If a dress code is enforced, it can perhaps help
to teach the kids the importance of proper appearance
and help them to suceed better in life!
I have to admit that personally I would love to slum around
in my cutoffs and raggy tee shirts, but
when I go out in public, I put on proper attire.
this is not old fashioned, it is just the traditional way.
hick - you're right, it's not the job of teachers to police students' attire. with a standardized dress code, they hopefully won't have to. the dress code today is a little harsher than it was when i was at VHS, but we had our fair share of whiners and complainers then too.
Part of the learning experience is exposure to real world situations. Some things you can learn from a book others have to be taught through other means. I agree with those that say having a dress code helps the students later in life when they have to conform to a dress code for employment. But it's deeper than that. It's about conforming to rules you may not like. It's about learning the proper time and place for certain things. It's about dealing with difficulties. Obviously we haven't been doing such a bang up job at that in the past 20 years or so.
I think the government should impose a dress code for all its citizens - one similar to VISD's. How does that sit?
Thank God I have the power to vote against such an absurd idea, but apparently, not every citizen does.
xc - I do not agree with your reasoning. You want to punish all for the mistakes of a few. Those few will end up in a bad deal anyway later in life. What makes you think a dress code will stop that from happening? A teachers job is to teach. It is not to be a fashion cop with a power trip to rule with an iron fist.
A dress code needs to be in place but, yeah I agree with fedup.The whole shirt tucked in and belt thing is a little much. Teens are really self concious about the way they look in their clothes and this part of the dress code can lead to teens with spicific body types to be teased. Not everyone feels comfortable walking around with the little extra hanging over their belts. Perfect example: The daughter of a friend of mine was sent home because she didn`t have a belt on. Well it ends up she knowingly didn`t wear a belt because she was afraid of being teased about the way her body looked. In this day and age who could blame her. I say the kids should be allowed to cover up what they don`t want seen. This can be done in good taste. Kids do have it a little tougher today compared to 10-20 years ago as do the secondary grade teachers,but there should be a middle ground on this portion of the dress code.

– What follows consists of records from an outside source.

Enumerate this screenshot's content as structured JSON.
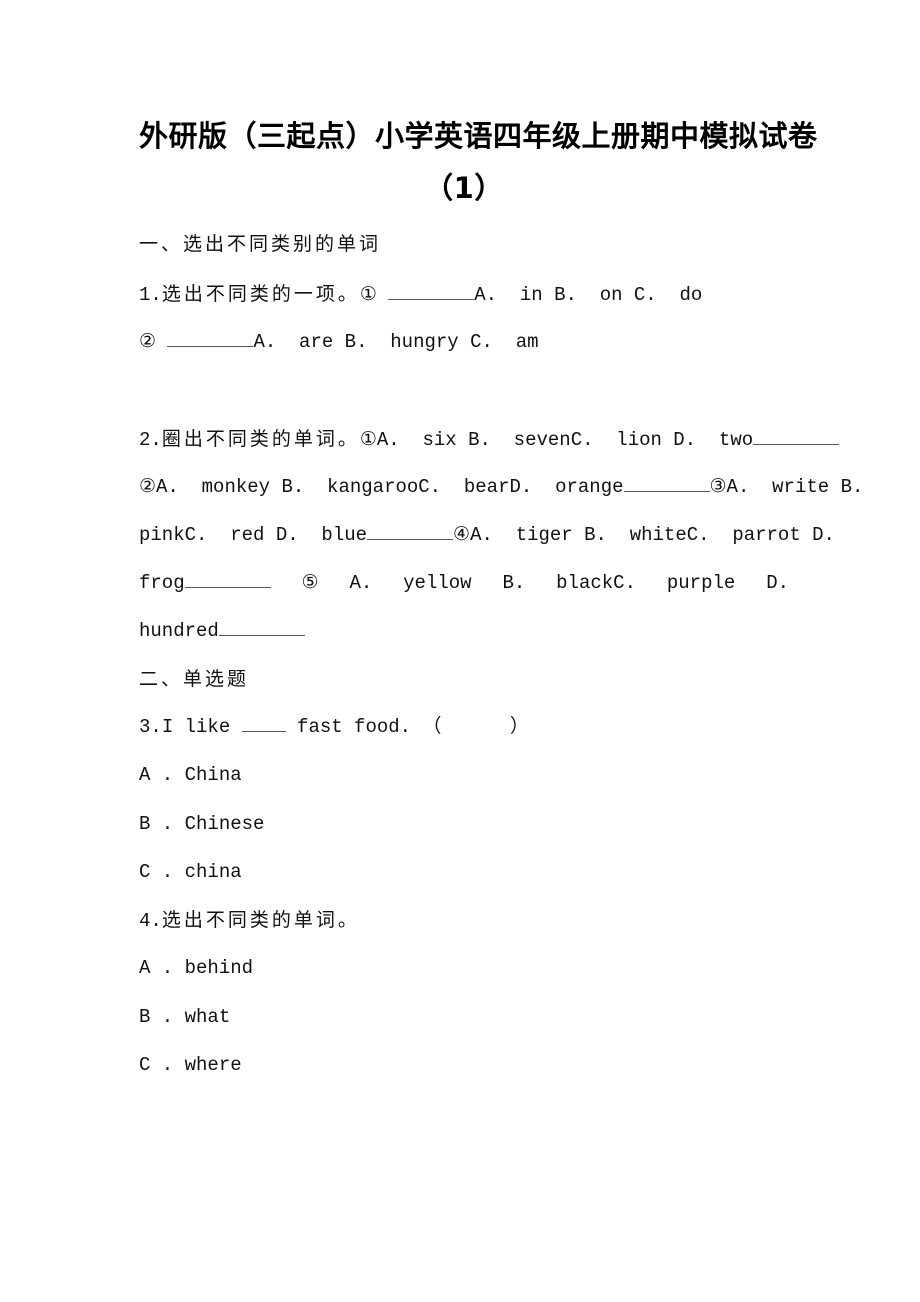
{
  "document": {
    "title_line1": "外研版（三起点）小学英语四年级上册期中模拟试卷",
    "title_line2": "（1）",
    "section1": {
      "heading": "一、选出不同类别的单词",
      "q1": {
        "number": "1.",
        "prompt": "选出不同类的一项。",
        "parts": [
          {
            "marker": "①",
            "options": "A.  in B.  on C.  do"
          },
          {
            "marker": "②",
            "options": "A.  are B.  hungry C.  am"
          }
        ]
      },
      "q2": {
        "number": "2.",
        "prompt": "圈出不同类的单词。",
        "line1": "①A.  six B.  sevenC.  lion D.  two",
        "line2a": "②A.  monkey B.  kangarooC.  bearD.  orange",
        "line2b": "③A.  write B.",
        "line3a": "pinkC.  red D.  blue",
        "line3b": "④A.  tiger B.  whiteC.  parrot D.",
        "line4_tokens": [
          "frog",
          "⑤",
          "A.",
          "yellow",
          "B.",
          "blackC.",
          "purple",
          "D."
        ],
        "line5": "hundred"
      }
    },
    "section2": {
      "heading": "二、单选题",
      "q3": {
        "number": "3.",
        "prompt_before": "I like ",
        "prompt_after": " fast food. （      ）",
        "options": [
          "A . China",
          "B . Chinese",
          "C . china"
        ]
      },
      "q4": {
        "number": "4.",
        "prompt": "选出不同类的单词。",
        "options": [
          "A . behind",
          "B . what",
          "C . where"
        ]
      }
    }
  }
}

I agree with the statement that it should be up to the parents and not the teachers to police the students on their attire while attending class... However, when you look at the juvenile crime rate, the drop out rate, and the general lack of discipline amongst the youth of this town, I honestly believe a great deal of parents don't care enough or aren't mature enough to be saddled with this responsibility... Any deadbeat parent that would be ignorant enough to let their child walk out of the house wearing their pants around their knees or let them run around doing whatever they please is assuredly not going to worry about them adhering to any "school suggested" dress code... It must be enforced by the school district, because children need boundaries, they need rules, and they need discipline, and as sad as it is to say, you can't depend on some parents for that... And if education is preparing your child for the future, why not have a dress code, a uniform if you will? Unless they end up becoming worthless pieces of trash leeching off of the government, or career criminals, when they do enter the work force, my money says that they're gonna end up wearing a uniform, or at least have to adhere to a dress code anyways, so why not prepare them now?
I think it is OK except I don't think they should have to wear shirts tucked in and belts. That is such a hassle.
What a 'hick' comment.
If they are going to enforce a dress code, I say they should have to pay for the clothes. Personally, I think it is ridiculous. It is not the teachers job to police the students on attire. It is the parents job. Next thing you know, all the males will be required to wear high and tights and the females wear buns in their hair. Who knows, maybe the next thing females will be required to wear Burkas.